The National Gas & Oil Engine Company
In 1889, The National Gas & Oil Engine Company, Ltd., was founded by Mr H. N. Bickerton who after being in business for some time as an engineer, ventured into the realms of horizontal gas engine manufacture. For this purpose he tool over a works in Wellington Rd formerly occupied by Isaac Watt Boulton for building locomotives. Export trade commenced in 1894, when the first gas engine went to France.
As the years went by, extensions were put in hand at Wellington Rd. Offices were built and new bays erected. These included an Iron Foundry, Drawing Office, Pattern Shop, Shipping Departments etc.
The engines were designed originally to run on town's gas and a later development was the gas producer plant using anthracite, coke and waste fuels such as wood, cotton seed etc. The introduction of the gas plant increased enormously the demand for gas engines, as they not only proved to be the most economical power available at the time but combined engines and gas plants could be installed anywhere in the world where solid fuel was available from which the gas could be extracted. In the early part of the century, many hundreds of gas producer plants and engines were shipped to all parts of the world. In the year 1906, a new type National gas producer was exhibited at the Royal Agricultural Show, Derby, and was awarded the gold medal.
By 1908, the demand for small horizontal gas engines was diminishing rapidly due to competitionfrom the electric motor and in that year, work was commenced on building a new block of bays at the west end of the works for the manufacture of vertical tandem gas engines up to units of 2,000 b.h.p. with 12 cylinders having a bore and stroke of 26in x 24in. Many installations of 10,000 b.h.p. or more were laid down at collieries, iron and steel works etc., for running on blast furnace and coke oven gases. This new section of the works was equipped with special machines for carrying out this operation.
In 1914, National installed the first sewage gas engine at the Birmingham, Tame and Rea Drainage Board's works, and from that date supplied more sewage engines in the British Empire than any other firm.
During the 1914-1918 war the Company undertook, among other contracts, the building of Y-type 12 cylinder engines for high-speed naval craft. In addition a great number of engines were supplied to various factories sponsored by the Ministry of Supply.
With the advent of the compression ignition engine the National Compnay developed this branch of the business. Previously , oil engines had been confined to the hot-bulb or hot-spot type and they now embarked on the compression ignition types, beginning with horizontal engines. Very quickly, a large order book was built up for these units.
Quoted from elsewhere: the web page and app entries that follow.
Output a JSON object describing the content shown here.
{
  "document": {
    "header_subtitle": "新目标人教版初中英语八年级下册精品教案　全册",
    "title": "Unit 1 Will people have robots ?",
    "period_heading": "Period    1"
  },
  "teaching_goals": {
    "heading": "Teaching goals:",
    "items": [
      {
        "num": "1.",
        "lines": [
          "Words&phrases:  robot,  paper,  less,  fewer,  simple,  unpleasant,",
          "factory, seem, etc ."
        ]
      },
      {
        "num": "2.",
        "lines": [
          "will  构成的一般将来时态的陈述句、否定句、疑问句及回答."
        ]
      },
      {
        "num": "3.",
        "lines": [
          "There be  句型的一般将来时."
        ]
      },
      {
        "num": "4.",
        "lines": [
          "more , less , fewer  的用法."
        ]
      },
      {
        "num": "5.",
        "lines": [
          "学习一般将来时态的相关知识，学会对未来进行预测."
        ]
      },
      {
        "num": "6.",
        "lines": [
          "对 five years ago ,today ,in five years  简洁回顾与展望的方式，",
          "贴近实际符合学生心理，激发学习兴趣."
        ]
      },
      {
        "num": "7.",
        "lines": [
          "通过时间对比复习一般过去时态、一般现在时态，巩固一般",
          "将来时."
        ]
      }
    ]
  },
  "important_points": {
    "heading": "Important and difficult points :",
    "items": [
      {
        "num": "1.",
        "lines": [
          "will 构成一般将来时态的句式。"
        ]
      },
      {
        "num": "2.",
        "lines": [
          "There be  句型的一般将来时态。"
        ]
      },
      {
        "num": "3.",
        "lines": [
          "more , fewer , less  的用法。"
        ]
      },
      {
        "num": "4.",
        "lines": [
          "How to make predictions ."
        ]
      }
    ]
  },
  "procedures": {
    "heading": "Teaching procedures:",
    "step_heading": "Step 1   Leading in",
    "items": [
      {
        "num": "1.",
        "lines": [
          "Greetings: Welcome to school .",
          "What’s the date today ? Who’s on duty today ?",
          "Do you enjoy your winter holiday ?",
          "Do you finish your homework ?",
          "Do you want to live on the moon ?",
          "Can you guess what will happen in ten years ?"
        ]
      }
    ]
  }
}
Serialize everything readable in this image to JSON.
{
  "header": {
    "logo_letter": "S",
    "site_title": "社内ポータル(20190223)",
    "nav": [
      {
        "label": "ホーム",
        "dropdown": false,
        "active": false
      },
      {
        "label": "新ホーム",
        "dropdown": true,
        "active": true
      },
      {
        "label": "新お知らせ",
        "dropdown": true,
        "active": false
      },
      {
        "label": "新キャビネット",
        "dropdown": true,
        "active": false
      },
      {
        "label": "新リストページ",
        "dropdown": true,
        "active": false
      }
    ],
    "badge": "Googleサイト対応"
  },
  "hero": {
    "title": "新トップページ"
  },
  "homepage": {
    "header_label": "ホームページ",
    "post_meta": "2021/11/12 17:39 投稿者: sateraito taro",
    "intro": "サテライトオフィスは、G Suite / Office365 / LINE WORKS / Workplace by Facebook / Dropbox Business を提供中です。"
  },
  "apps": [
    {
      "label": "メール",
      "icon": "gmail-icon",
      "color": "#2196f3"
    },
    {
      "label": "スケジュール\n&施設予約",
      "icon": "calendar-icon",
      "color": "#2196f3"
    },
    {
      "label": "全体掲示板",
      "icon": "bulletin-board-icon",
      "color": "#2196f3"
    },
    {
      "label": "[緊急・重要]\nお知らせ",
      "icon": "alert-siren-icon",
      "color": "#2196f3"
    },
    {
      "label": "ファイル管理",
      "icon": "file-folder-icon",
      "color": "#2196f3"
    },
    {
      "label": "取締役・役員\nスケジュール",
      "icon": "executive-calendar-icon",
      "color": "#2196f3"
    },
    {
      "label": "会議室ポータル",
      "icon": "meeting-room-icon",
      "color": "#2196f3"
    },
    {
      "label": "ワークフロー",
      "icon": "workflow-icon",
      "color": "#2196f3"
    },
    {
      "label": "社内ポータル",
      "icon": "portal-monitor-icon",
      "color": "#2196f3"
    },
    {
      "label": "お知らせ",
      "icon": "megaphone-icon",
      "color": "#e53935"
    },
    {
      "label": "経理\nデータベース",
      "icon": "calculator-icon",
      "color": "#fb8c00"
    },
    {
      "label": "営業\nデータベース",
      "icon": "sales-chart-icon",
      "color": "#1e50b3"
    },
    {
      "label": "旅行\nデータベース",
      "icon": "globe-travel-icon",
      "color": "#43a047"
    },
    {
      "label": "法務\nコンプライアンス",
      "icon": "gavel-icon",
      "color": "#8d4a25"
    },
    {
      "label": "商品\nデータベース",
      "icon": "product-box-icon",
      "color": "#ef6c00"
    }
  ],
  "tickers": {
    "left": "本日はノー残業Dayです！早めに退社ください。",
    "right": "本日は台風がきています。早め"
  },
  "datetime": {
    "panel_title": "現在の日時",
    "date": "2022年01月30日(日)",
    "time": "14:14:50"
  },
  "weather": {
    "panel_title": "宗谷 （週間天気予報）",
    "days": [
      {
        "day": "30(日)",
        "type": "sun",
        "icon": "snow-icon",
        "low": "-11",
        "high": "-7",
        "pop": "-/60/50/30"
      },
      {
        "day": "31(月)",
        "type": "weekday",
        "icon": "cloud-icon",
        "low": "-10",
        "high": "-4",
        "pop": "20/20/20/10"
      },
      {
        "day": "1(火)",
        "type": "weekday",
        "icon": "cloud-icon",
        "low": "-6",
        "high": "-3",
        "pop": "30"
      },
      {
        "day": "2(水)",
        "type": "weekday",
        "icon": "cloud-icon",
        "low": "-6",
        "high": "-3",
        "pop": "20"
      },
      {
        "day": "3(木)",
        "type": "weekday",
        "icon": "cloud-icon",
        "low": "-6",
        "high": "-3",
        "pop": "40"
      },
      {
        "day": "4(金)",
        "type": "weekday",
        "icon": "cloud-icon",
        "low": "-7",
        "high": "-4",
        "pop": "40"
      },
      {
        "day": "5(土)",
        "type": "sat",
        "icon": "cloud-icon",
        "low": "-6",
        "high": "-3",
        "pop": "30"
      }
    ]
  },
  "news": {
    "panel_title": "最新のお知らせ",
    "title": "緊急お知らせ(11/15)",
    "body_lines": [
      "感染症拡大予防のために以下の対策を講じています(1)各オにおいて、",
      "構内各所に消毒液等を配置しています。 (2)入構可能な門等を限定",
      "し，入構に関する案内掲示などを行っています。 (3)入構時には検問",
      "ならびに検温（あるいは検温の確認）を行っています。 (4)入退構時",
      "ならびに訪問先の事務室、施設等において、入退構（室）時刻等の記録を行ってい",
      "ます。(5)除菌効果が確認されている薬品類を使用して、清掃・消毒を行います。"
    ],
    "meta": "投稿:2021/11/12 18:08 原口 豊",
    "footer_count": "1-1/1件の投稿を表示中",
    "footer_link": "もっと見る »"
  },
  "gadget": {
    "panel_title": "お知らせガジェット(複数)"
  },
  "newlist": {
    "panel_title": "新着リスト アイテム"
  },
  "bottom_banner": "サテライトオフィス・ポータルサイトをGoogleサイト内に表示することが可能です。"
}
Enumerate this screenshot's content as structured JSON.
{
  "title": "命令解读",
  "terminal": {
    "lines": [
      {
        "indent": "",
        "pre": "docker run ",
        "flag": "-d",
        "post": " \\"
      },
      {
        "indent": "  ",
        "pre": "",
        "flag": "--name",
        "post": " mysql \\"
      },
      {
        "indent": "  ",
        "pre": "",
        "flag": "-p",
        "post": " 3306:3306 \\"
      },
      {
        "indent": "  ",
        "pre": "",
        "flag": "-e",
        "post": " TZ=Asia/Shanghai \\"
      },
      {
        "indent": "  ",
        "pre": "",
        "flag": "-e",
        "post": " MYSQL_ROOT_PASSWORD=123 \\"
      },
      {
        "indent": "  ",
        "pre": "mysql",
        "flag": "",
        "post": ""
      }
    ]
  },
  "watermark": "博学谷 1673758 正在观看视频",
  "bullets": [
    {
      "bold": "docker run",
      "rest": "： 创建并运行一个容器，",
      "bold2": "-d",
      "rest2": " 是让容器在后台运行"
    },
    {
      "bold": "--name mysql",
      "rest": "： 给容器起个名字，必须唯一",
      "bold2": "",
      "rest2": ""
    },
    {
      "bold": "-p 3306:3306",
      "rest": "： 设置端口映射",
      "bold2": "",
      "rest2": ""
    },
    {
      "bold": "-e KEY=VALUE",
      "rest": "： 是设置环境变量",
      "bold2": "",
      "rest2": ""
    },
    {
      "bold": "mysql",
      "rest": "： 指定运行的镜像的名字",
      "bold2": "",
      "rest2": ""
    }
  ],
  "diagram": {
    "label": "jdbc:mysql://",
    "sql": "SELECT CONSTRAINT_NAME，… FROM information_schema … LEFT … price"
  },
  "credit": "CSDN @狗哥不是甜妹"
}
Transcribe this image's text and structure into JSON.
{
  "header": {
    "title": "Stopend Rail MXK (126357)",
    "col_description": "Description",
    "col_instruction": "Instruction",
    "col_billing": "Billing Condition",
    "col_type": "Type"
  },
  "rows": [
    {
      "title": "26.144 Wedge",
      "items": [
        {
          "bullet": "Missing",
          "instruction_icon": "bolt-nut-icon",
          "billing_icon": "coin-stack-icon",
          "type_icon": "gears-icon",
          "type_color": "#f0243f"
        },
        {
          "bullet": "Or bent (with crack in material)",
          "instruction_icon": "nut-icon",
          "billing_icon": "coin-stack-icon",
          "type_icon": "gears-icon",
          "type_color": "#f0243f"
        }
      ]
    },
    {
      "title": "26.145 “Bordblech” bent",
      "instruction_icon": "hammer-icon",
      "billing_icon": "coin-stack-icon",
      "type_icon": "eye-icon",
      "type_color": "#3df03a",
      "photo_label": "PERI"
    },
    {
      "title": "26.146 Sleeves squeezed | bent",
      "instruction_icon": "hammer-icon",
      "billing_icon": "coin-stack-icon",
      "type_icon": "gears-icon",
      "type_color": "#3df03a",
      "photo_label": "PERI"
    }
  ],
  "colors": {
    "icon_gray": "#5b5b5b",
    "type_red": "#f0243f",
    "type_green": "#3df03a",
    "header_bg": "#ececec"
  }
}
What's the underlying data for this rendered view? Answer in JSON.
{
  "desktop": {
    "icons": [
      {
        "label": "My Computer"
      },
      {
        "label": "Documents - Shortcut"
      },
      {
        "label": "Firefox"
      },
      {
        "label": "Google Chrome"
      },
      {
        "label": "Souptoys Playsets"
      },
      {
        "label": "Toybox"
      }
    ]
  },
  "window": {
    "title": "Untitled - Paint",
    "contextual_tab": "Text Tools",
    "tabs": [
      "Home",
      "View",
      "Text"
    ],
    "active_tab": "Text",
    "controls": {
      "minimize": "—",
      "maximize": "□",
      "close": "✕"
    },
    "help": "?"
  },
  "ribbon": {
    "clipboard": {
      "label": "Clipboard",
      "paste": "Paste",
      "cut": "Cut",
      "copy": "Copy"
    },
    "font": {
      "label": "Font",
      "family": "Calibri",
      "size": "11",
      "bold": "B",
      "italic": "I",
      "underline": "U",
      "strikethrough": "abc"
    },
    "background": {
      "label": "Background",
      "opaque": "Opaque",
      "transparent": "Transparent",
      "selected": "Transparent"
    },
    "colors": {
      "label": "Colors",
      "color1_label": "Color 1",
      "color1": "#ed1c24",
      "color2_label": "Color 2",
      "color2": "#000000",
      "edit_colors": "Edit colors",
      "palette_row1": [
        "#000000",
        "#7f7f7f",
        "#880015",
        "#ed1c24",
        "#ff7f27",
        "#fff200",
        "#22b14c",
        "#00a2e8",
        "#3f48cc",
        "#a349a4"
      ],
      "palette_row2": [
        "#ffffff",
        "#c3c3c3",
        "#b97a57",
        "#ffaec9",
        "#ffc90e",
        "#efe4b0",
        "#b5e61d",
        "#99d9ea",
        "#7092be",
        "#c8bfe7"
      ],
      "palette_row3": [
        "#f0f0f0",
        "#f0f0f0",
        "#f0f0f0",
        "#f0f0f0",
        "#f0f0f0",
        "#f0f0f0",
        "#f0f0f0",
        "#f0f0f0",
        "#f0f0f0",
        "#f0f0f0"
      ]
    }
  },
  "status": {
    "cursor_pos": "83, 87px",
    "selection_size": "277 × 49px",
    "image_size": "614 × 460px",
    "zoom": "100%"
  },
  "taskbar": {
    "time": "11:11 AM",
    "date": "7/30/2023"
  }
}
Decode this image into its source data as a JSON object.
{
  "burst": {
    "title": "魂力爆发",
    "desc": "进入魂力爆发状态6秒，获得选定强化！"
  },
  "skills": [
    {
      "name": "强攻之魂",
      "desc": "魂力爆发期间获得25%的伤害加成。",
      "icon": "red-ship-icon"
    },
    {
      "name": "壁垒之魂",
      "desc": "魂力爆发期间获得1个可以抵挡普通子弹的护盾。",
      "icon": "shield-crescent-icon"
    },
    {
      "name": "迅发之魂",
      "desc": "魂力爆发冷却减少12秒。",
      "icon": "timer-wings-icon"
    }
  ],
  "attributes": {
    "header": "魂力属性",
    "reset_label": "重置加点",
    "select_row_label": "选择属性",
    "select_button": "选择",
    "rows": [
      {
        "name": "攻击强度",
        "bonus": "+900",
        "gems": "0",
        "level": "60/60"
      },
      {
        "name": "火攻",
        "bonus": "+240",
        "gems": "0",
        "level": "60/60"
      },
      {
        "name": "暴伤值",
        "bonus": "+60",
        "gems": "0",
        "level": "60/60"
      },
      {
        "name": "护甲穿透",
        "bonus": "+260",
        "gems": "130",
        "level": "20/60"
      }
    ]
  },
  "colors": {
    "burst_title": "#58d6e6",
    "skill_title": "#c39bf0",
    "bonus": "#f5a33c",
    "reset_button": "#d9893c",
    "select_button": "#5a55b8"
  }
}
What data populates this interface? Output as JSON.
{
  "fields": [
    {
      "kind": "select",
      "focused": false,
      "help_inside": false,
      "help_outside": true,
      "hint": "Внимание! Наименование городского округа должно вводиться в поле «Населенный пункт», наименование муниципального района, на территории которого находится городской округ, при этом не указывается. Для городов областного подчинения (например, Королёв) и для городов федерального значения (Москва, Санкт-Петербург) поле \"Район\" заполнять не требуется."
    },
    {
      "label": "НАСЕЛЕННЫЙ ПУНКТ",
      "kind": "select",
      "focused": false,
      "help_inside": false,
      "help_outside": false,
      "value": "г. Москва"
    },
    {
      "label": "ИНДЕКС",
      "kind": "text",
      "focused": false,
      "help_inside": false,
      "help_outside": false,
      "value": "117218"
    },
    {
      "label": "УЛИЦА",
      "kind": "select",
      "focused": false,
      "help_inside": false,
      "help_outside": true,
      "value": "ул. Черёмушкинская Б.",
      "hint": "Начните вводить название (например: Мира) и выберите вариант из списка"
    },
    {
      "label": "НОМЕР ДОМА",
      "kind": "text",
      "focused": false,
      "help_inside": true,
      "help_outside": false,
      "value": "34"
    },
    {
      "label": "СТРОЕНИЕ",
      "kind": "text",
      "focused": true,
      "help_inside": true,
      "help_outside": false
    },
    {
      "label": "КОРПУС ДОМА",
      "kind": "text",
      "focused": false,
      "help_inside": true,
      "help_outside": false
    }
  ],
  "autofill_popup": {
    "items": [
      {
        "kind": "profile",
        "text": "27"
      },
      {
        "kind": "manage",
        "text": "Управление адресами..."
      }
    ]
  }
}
Concurrently, the vertical engine department developed vertical engines with up to 17in diameter cylinders by 21 in stroke. These were subsequently extended to give outputs up to 2,000 b.h.p. utilising turbo-pressure-chargers.
Although the compression ignition engine gradually replaced the gas engine, National were still the leading manufacturers of gas engines for special purposes such as oil fields and sewage works where natural and sludge gas were available.
In 1938, the National Company produced the first dual-fuel engine capable of running on either oil or gas or a combination of both. Many engines of this type were supplied and a typical example is the Rickmansworth works of the Colne Valley Sewage Board where there are six dual-fuel engines, each developing 1,000 b.h.p. when pressure charged on oil fuel and 660 b.h.p. when using gas.
During the 1939-1945 war, the National Company supplied vast numbers of engines to Government requirements. In addition, contracts were undertaken for the manufacture of jigs for the Manchester and Lancaster bombers, hydraulic recuperators for 25 pounder guns, and groups of machines were laid down for the manufacture of blade adaptors for the Rotol variable pitch propellor and also for machining propellor hubs.
In 1946, the task of reverting to normal business conditions resulted in a works reorganisation and the obsolescence of such machinery as had been installed especially for war work. A great many orders flowed in for both horizontal and vertical engines and production was speeded up to cope with this demand.
In 1949, the Company became associated with the Brush Group. New methods of manufacture on high output lines resulted in a remarkable increase in the production of both horizontal and vertical engines.
In 1952, the policy of the Company, following the trend of world requirements, was to concentrate on vertical engine production and industrial units from 62 to 2,000 b.h.p., marine auxiliary units from 41kW to 1390 kW and marine propulsion units from 77 to 1,880 b.h.p. were constructed.
To Be Continued.